While the recession hasn't been a joy for anyone, a report issued late last month by AARP finds it has been especially tough on Hispanic baby boomers. Based on polling in January (in conjunction with the National Hispana Leadership Institute and impreMedia), the report says 27 percent of Hispanic respondents age 45-64 lost a job in the past 12 months due to the economy. Another 38 percent "had work hours cut, had to take a pay cut or lost other forms of work-related income."
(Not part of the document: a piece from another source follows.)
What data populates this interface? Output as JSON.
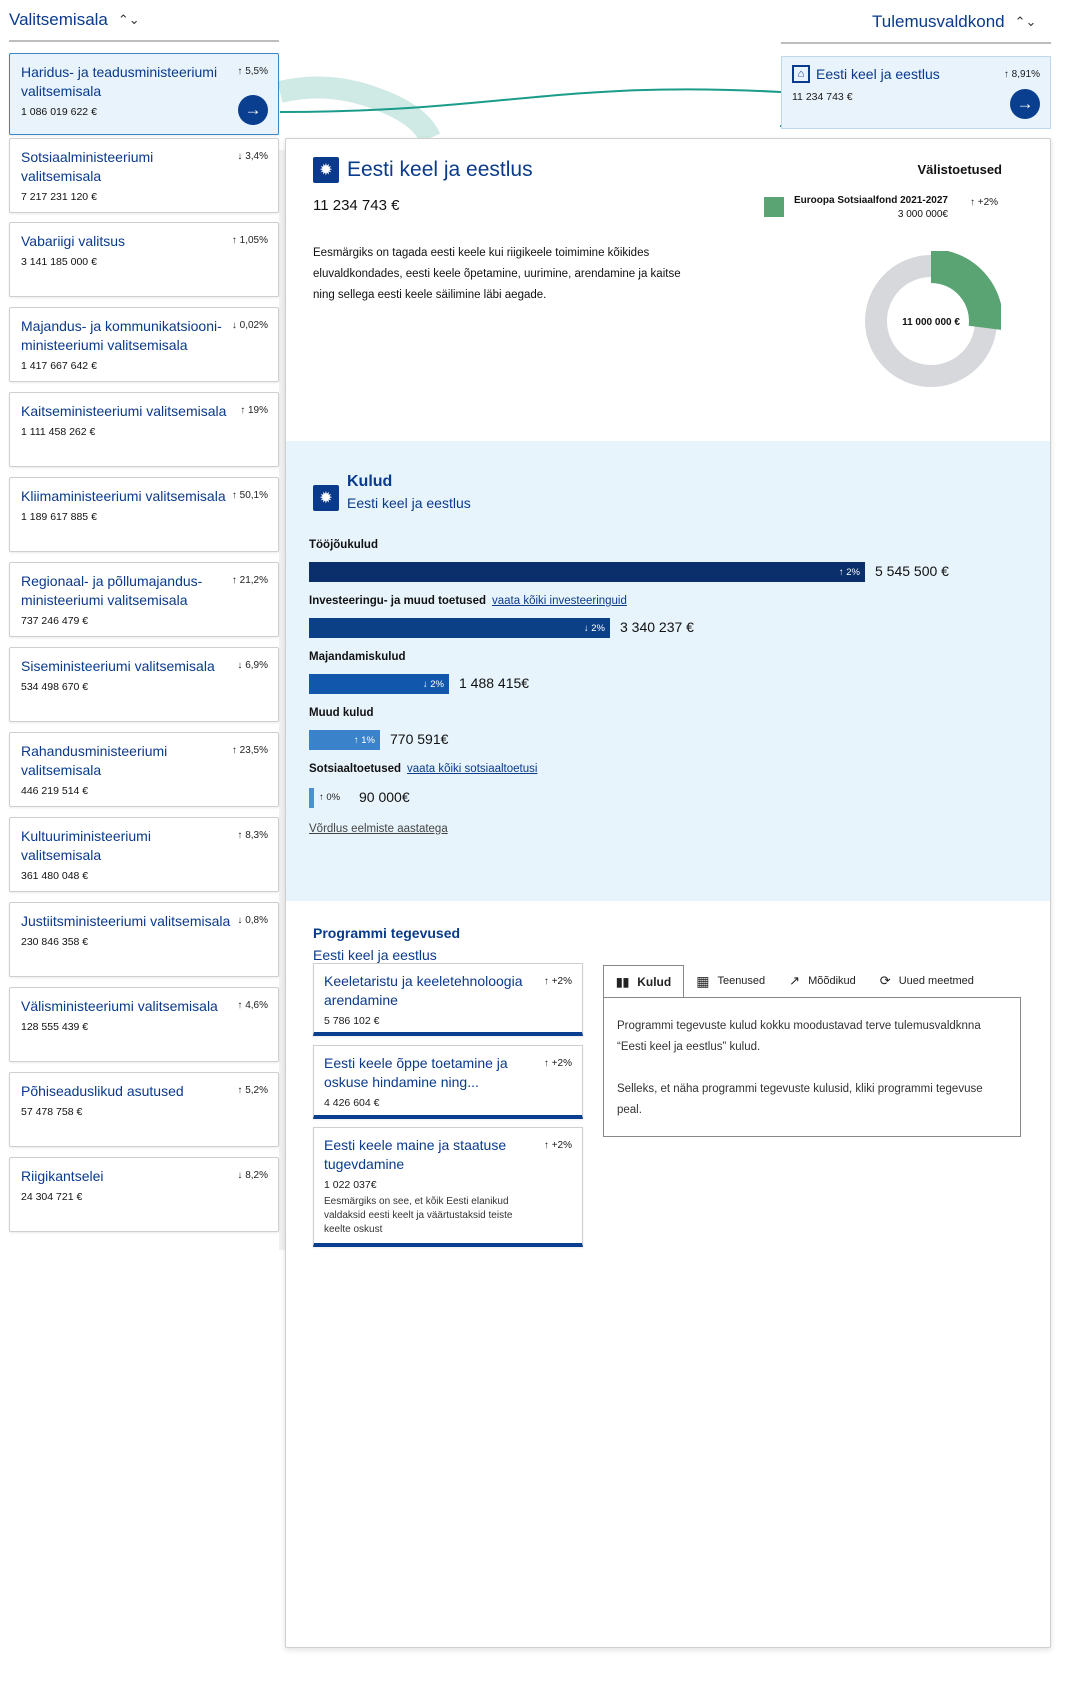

All this has had the inevitable bad effects on Hispanic boomers' spending power. Some examples: 74 percent have cut their spending on entertainment, 55 percent have postponed travel and 39 percent have cut back on medications. While debt reduction has been a mission for many consumers, 38 percent of these respondents have "had to borrow money to pay everyday living expenses" and 37 percent have been carrying higher balances on their credit cards.
The economy has also impinged on their ability to get ready for retirement. Thirty-nine percent of the poll's Hispanic boomers said they've stopped contributing to their IRA, 401(k) or other retirement nest egg. Worse yet, 23 percent have prematurely withdrawn money from such funds.
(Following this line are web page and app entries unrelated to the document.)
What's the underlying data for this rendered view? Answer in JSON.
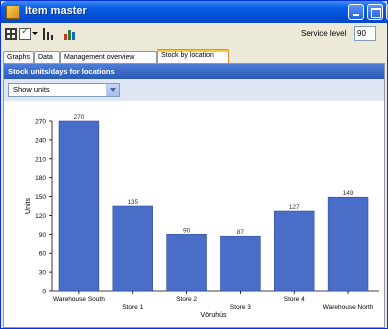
{
  "window": {
    "title": "Item master"
  },
  "toolbar": {
    "icons": [
      "grid-icon",
      "checkbox-icon",
      "dropdown-caret-icon",
      "bars-icon",
      "chart-icon"
    ],
    "service_level_label": "Service level",
    "service_level_value": "90"
  },
  "tabs": [
    {
      "label": "Graphs"
    },
    {
      "label": "Data"
    },
    {
      "label": "Management overview"
    },
    {
      "label": "Stock by location",
      "active": true
    }
  ],
  "section": {
    "title": "Stock units/days for locations"
  },
  "dropdown": {
    "selected": "Show units"
  },
  "chart_data": {
    "type": "bar",
    "categories": [
      "Warehouse South",
      "Store 1",
      "Store 2",
      "Store 3",
      "Store 4",
      "Warehouse North"
    ],
    "values": [
      270,
      135,
      90,
      87,
      127,
      149
    ],
    "data_labels": [
      "270",
      "135",
      "90",
      "87",
      "127",
      "149"
    ],
    "xlabel": "Vöruhús",
    "ylabel": "Units",
    "ylim": [
      0,
      270
    ],
    "yticks": [
      "0",
      "30",
      "60",
      "90",
      "120",
      "150",
      "180",
      "210",
      "240",
      "270"
    ],
    "grid": false,
    "bar_color": "#4a6ec8"
  }
}
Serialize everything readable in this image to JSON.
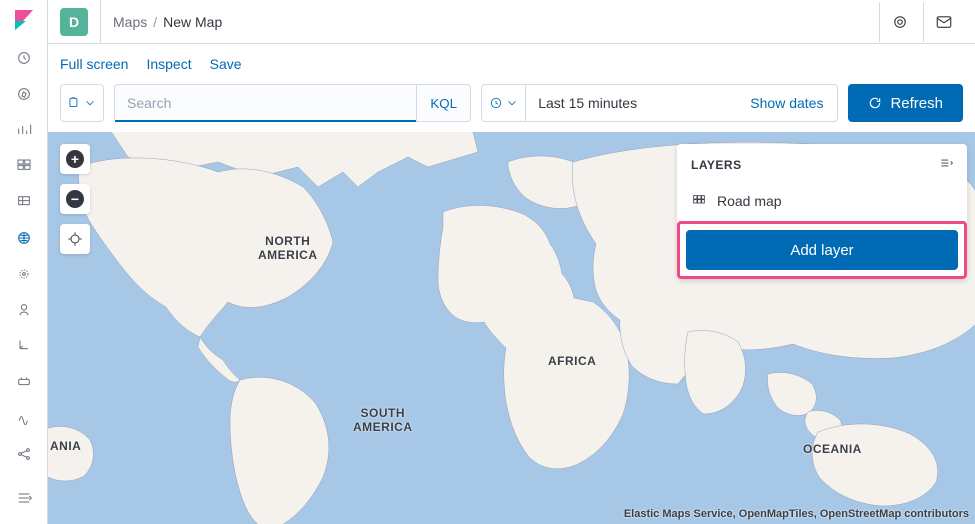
{
  "topbar": {
    "space_letter": "D",
    "breadcrumb_app": "Maps",
    "breadcrumb_current": "New Map"
  },
  "toolbar": {
    "full_screen": "Full screen",
    "inspect": "Inspect",
    "save": "Save"
  },
  "querybar": {
    "search_placeholder": "Search",
    "kql_label": "KQL",
    "date_range": "Last 15 minutes",
    "show_dates": "Show dates",
    "refresh_label": "Refresh"
  },
  "map": {
    "labels": {
      "north_america_1": "NORTH",
      "north_america_2": "AMERICA",
      "south_america_1": "SOUTH",
      "south_america_2": "AMERICA",
      "africa": "AFRICA",
      "oceania": "OCEANIA",
      "ania": "ANIA"
    },
    "attribution": "Elastic Maps Service, OpenMapTiles, OpenStreetMap contributors"
  },
  "layers": {
    "title": "LAYERS",
    "items": [
      {
        "label": "Road map"
      }
    ],
    "add_layer_label": "Add layer"
  }
}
No wonder just 21 percent feel "very confident" about being able to live comfortably throughout their retirement years, while 25 percent feel "not at all confident" of this. In fact, 23 percent said they've pushed back their retirement; 8 percent have come out of retirement and returned to the workforce.
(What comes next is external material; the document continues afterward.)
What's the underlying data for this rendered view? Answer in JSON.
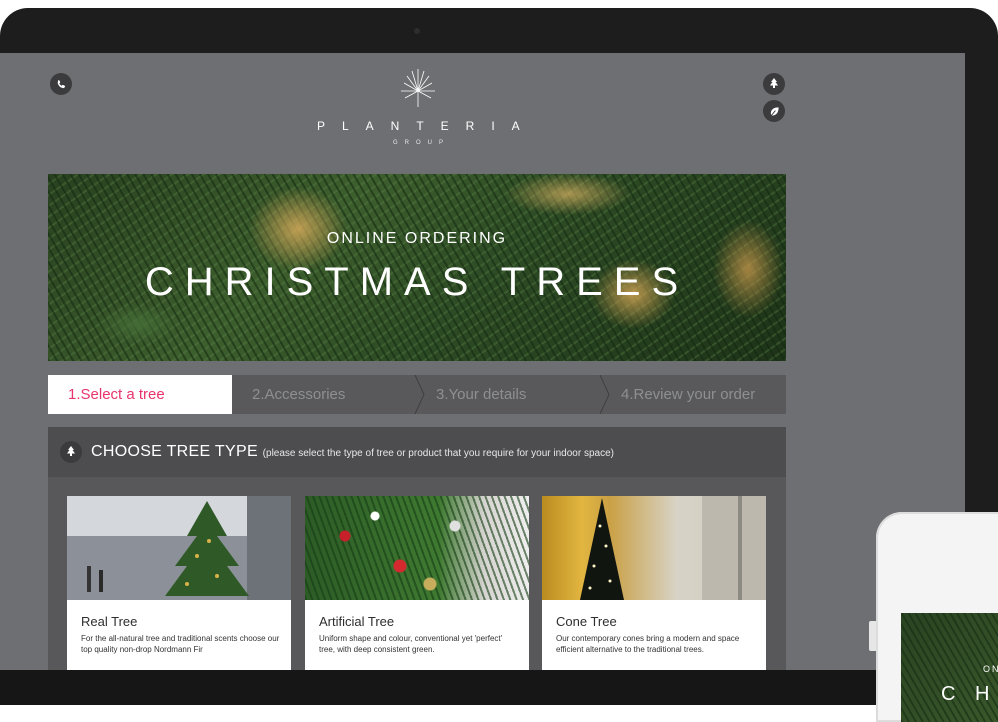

The survey found large numbers of Hispanic boomers in the difficult "sandwich generation" position, helping to support children and elderly parents at the same time. Forty-six percent have "had to help a child pay bills or expenses" in the past year, while 28 percent have had to help a parent do so.